      • boardgameguy says:

        i like the fit because both the game and the music make me think of the sensation of feeling breathless and exhilarated

  3. Staggering Stew Bum says:

    Those guys with the shotguns at 0:45 onwards were having a really bad day. And what are the odds of identical quadruplets all working for the same security company?

  4. drew says:

    I flipping love this album. Heard tepid things about Mirror’s Edge but this looks like a fun experiment.

    • Asinus says:

      I think that what makes Mirror’s Edge not work are the moments that it works SO well. You get into a flow (in the Csikszentmihalyi sense) and then something or other breaks it. It’s almost like the highs make the frustrations that much more frustrating. It really is totally different from any other FPS I’ve ever played. When you get going, see a path, slide, jump, and swing– there’s not really anything else like it. 

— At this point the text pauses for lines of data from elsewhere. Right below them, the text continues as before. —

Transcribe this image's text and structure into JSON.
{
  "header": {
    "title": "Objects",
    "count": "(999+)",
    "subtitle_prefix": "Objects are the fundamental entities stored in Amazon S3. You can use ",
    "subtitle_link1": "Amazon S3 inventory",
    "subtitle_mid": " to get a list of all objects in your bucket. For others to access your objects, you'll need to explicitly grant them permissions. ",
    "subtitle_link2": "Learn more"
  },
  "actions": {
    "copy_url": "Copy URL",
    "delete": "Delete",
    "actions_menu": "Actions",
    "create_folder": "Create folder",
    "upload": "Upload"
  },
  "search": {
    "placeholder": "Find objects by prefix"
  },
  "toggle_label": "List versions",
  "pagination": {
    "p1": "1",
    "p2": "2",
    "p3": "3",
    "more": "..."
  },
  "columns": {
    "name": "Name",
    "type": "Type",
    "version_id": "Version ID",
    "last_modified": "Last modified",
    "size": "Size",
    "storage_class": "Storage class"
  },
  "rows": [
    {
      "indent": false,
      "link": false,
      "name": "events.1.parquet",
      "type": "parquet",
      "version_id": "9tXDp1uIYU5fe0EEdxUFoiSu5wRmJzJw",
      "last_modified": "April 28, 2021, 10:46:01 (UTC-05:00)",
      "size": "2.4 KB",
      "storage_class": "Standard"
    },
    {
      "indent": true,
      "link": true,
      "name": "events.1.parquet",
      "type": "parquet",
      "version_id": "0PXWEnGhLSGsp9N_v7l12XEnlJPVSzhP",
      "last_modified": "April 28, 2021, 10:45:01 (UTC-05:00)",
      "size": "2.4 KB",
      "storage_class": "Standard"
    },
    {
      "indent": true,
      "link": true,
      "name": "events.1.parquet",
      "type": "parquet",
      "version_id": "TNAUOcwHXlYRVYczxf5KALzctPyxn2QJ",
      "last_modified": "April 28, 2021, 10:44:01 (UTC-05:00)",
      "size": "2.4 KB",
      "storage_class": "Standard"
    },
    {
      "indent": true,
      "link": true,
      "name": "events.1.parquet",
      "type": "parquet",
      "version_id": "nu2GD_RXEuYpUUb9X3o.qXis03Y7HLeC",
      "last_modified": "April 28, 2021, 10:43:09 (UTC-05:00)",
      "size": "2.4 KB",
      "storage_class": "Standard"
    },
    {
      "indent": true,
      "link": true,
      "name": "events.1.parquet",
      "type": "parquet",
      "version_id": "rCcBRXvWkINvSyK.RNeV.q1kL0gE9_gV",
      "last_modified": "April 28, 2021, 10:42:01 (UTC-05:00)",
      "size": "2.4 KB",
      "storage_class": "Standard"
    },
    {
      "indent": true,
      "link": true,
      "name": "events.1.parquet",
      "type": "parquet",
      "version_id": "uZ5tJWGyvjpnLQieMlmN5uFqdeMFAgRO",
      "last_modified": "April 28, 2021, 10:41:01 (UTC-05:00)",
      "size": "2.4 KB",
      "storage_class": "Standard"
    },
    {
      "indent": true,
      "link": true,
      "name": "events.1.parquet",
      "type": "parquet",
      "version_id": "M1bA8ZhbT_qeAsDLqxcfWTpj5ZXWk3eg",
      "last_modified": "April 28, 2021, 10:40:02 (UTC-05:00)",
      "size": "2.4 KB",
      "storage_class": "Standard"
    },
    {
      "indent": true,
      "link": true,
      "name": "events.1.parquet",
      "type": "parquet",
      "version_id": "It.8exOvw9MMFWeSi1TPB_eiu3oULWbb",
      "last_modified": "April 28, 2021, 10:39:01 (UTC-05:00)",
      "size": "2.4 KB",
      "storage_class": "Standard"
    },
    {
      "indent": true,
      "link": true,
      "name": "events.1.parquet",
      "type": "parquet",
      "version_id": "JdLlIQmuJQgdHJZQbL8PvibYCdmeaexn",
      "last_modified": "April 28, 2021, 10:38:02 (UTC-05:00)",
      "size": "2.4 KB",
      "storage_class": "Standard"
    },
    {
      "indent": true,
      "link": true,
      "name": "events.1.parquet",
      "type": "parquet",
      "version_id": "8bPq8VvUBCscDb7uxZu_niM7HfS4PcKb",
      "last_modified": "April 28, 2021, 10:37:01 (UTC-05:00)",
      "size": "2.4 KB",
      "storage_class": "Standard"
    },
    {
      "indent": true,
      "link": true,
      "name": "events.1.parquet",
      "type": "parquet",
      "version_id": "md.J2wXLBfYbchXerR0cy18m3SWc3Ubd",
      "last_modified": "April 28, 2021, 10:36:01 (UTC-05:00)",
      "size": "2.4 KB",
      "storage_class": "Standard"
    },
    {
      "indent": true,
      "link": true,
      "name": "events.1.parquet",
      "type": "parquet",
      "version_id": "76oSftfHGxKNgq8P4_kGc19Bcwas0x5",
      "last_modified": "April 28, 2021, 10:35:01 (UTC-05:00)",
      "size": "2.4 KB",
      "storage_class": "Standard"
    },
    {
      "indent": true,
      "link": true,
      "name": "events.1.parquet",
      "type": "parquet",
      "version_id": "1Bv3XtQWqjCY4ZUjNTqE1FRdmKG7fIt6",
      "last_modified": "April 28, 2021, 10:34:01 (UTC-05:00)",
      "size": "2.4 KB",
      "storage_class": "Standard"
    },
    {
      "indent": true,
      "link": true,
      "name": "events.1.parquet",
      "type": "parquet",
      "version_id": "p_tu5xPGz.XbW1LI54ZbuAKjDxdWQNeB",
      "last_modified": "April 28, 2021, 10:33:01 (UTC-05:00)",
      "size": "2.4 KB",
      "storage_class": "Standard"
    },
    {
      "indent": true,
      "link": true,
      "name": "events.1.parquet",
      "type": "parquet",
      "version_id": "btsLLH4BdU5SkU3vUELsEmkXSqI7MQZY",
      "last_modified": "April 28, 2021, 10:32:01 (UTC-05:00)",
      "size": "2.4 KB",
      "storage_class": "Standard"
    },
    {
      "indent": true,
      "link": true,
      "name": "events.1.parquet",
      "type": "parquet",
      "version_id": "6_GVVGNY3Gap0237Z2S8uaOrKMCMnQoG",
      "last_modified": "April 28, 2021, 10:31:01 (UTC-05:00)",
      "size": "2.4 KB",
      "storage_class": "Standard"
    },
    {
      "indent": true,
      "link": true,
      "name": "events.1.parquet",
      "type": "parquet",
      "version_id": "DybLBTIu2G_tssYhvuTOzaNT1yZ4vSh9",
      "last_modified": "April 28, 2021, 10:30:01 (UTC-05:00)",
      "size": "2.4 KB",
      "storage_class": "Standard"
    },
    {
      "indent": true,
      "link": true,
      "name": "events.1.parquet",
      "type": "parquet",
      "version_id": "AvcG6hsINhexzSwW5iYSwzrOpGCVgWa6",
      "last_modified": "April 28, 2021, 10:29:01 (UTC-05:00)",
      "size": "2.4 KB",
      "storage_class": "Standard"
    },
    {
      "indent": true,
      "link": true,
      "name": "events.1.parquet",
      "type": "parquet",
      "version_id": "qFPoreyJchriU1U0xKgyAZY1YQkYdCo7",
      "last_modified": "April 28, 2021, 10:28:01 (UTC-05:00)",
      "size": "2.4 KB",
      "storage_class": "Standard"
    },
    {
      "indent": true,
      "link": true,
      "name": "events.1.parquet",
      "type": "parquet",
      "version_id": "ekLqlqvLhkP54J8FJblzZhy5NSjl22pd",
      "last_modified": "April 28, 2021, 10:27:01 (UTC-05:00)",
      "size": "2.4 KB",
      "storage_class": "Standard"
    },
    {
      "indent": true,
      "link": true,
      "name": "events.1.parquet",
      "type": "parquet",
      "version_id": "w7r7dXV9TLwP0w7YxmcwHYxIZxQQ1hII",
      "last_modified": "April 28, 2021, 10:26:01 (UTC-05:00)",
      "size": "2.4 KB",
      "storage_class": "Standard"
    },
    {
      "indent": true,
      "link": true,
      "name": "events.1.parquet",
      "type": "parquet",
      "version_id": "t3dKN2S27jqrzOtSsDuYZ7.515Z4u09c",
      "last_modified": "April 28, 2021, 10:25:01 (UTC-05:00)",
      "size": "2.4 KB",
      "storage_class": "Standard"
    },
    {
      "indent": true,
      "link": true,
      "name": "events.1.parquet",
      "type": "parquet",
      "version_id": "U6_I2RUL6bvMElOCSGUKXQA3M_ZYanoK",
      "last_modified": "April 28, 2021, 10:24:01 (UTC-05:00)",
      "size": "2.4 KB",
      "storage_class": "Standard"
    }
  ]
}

  5. dmikester says:

    Yeah, cool pairing here.  Mirror’s Edge is one of those games that somehow got away from me even though the idea of first-person platforming is very appealing.  I actually did play a version of Mirror’s Edge that came out for the iPhone, but weirdly it was just a traditional side-scroller (I guess the first-person part got lost in translation), and even though the art style was nice, there was nothing exciting or original about it.  I’ll give it a try one of these days.

    • blue vodka lemonade says:

       The iPhone/iPad Mirror’s Edge is basically a slightly more-involved Canabalt. It’s fun, but really has little to do with the game proper.

      It does have a nice art style, I think.

  6. The_Misanthrope says:

    Pink Floyd’s Animals plays really well with Dark Souls.   

  7. Grimbus says:


    Do you mean Macho?

    I’m intrigued but what you might be suggesting, if you meant masochistic. But in the context you used it, it would seem you meant macho.


    (i realize this isn’t gizmodo)

  8. It’s also worth noting that the music video for the M83 single from this album, “Don’t Save Us From the Flames” would make an *excellent* video game.

    Bicycles and ghosts man. 

  9. osirus824 says:

    Portions of Mirror’s Edge feature some of the most infuriatingly poor game design I’ve ever encountered. Yet it is seared in my gamer consciousness; it’s one of those games I carry through every other game I play. It is unabashedly unique – from its art design, to its protagonist, to its core mechanics – and it packs an incredible visceral thrill that I have yet to see replicated.

  10. Asinus says:

    What makes me sad about this, besides how hard it is to get that album, is that I’ve been almost wholly unable to appreciate Mirror’s Edge. I agree that it’s frustrating, but (according to steam) I racked up 30 minutes of “play” just trying to get the keybinds to work. This doesn’t even count the time spent editing the .cfg files. It’s really dumb, but I use . and , to strafe and all the symbol keys like that are unbindable in the PC version of the game. I CANNOT play FPS games on a console for shit, so I was pretty jazzed when saw this on sale on steam. I’ve set it up to work with my N52, but that just isn’t right. I was able to use the D-pad on my n52 for strafing, but it just doesn’t feel right. 

    It seems great and this music is perfect for what I’ve seen of it. 

    I need to find a place to buy this damn album for under fifty bucks.

    • Reuben says:

      I feel your pain. I can’t remember, but I think I may have just caved in and used an Xbox controller on the PC version. Ports that don’t do a proper job coming up with a good KBM keymap are one of my biggest gripes.

  11. obiwanchernobi says:

    Seriously, someone else needs to play Fallout 3 along with The Caretaker’s An Empty Bliss Beyond This World.

    The wasteland has never been so heart breakingly beautiful.

    • stryker1121 says:

      Wow, thanks for the heads up on that one. I’m listening to the entire album on YouTube right now. Were any of the tracks used in BioShock? So eerie, I can imagine scuttling thru the emptiness of Rapture to this music. 

  12. Reuben says:

    I’m not sure if it’s ironic or just terrible that before watching this there was a loud Borderlands 2 commercial shoving hoovers in my ears. (music that doesn’t go with anything ever)

  13. coramo92 says:

    I want “Still Alive” by Lisa Miskovsky to be played at my funeral.